= Task statement =
All of the entries, apart from their pictures, are to be copied verbatim.

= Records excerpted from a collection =
★ ★ ★ ★

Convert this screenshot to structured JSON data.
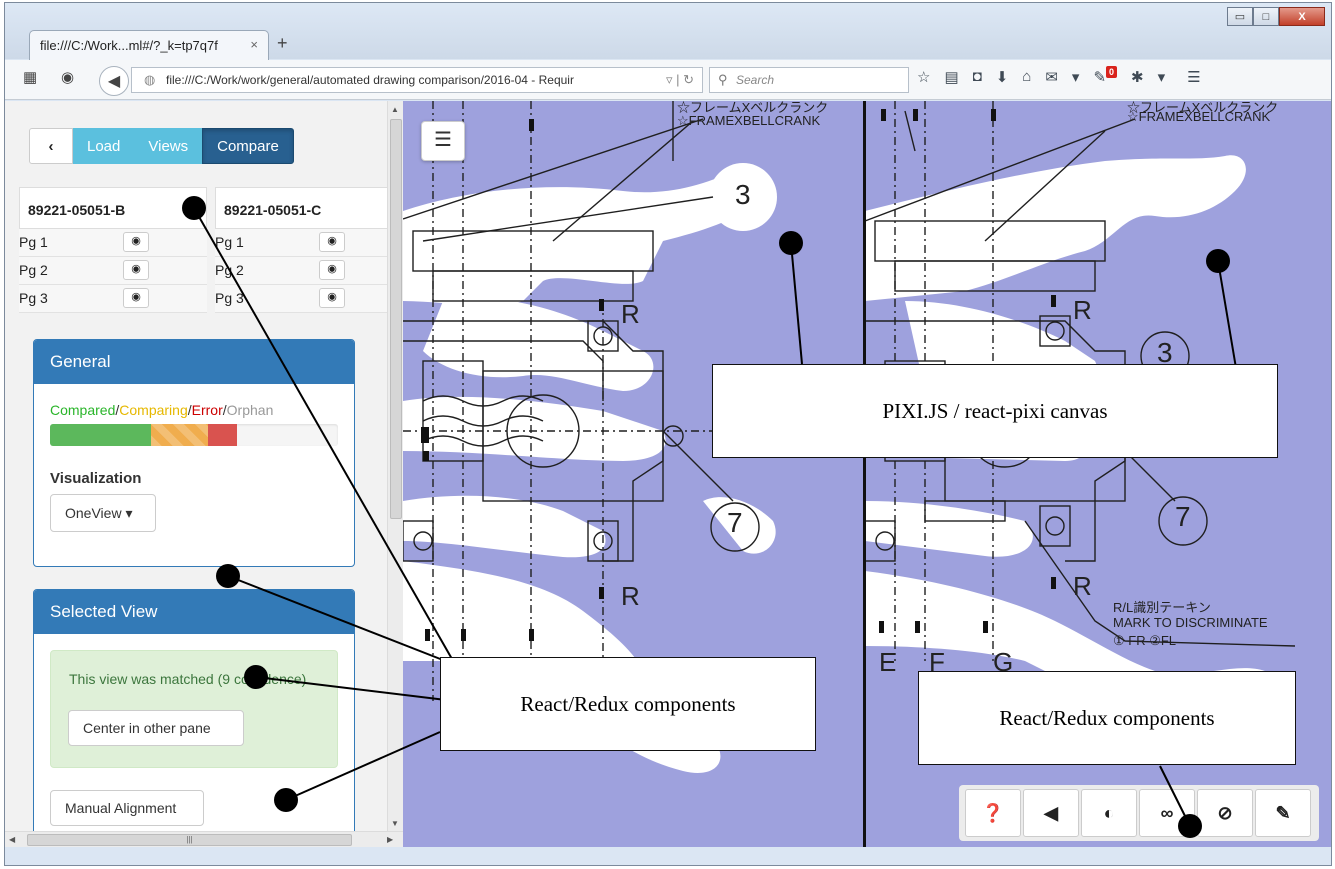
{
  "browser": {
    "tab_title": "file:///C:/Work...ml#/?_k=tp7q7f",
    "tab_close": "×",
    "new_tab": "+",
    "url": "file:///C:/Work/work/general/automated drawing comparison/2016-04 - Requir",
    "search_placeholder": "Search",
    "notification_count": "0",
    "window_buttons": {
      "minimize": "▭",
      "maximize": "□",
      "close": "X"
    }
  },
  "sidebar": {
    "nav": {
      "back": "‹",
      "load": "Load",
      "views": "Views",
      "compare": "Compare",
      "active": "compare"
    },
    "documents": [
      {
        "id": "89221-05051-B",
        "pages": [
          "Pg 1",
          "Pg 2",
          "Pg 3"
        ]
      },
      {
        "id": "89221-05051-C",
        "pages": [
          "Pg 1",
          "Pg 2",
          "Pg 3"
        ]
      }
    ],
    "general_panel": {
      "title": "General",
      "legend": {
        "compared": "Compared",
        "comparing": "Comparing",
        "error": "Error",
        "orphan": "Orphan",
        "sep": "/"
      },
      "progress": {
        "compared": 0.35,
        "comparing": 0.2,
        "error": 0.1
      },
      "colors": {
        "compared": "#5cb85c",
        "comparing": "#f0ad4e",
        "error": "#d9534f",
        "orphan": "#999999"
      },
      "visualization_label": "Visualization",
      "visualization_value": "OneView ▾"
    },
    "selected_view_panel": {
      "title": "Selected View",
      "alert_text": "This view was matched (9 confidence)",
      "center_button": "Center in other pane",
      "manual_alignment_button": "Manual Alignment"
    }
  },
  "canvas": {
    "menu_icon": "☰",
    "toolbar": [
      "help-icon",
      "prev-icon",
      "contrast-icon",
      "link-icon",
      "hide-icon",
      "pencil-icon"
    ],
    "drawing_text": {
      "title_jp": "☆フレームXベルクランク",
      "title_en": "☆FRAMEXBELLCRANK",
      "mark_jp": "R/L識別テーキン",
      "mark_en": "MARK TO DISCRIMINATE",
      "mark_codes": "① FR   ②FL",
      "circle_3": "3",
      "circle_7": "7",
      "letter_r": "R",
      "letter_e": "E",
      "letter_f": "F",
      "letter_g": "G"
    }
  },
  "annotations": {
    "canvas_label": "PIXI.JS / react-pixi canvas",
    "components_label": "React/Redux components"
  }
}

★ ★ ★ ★

= Output of the exercise =
Convert this screenshot to structured JSON data.
{
  "browser": {
    "tab_title": "file:///C:/Work...ml#/?_k=tp7q7f",
    "tab_close": "×",
    "new_tab": "+",
    "url": "file:///C:/Work/work/general/automated drawing comparison/2016-04 - Requir",
    "search_placeholder": "Search",
    "notification_count": "0",
    "window_buttons": {
      "minimize": "▭",
      "maximize": "□",
      "close": "X"
    }
  },
  "sidebar": {
    "nav": {
      "back": "‹",
      "load": "Load",
      "views": "Views",
      "compare": "Compare",
      "active": "compare"
    },
    "documents": [
      {
        "id": "89221-05051-B",
        "pages": [
          "Pg 1",
          "Pg 2",
          "Pg 3"
        ]
      },
      {
        "id": "89221-05051-C",
        "pages": [
          "Pg 1",
          "Pg 2",
          "Pg 3"
        ]
      }
    ],
    "general_panel": {
      "title": "General",
      "legend": {
        "compared": "Compared",
        "comparing": "Comparing",
        "error": "Error",
        "orphan": "Orphan",
        "sep": "/"
      },
      "progress": {
        "compared": 0.35,
        "comparing": 0.2,
        "error": 0.1
      },
      "colors": {
        "compared": "#5cb85c",
        "comparing": "#f0ad4e",
        "error": "#d9534f",
        "orphan": "#999999"
      },
      "visualization_label": "Visualization",
      "visualization_value": "OneView ▾"
    },
    "selected_view_panel": {
      "title": "Selected View",
      "alert_text": "This view was matched (9 confidence)",
      "center_button": "Center in other pane",
      "manual_alignment_button": "Manual Alignment"
    }
  },
  "canvas": {
    "menu_icon": "☰",
    "toolbar": [
      "help-icon",
      "prev-icon",
      "contrast-icon",
      "link-icon",
      "hide-icon",
      "pencil-icon"
    ],
    "drawing_text": {
      "title_jp": "☆フレームXベルクランク",
      "title_en": "☆FRAMEXBELLCRANK",
      "mark_jp": "R/L識別テーキン",
      "mark_en": "MARK TO DISCRIMINATE",
      "mark_codes": "① FR   ②FL",
      "circle_3": "3",
      "circle_7": "7",
      "letter_r": "R",
      "letter_e": "E",
      "letter_f": "F",
      "letter_g": "G"
    }
  },
  "annotations": {
    "canvas_label": "PIXI.JS / react-pixi canvas",
    "components_label": "React/Redux components"
  }
}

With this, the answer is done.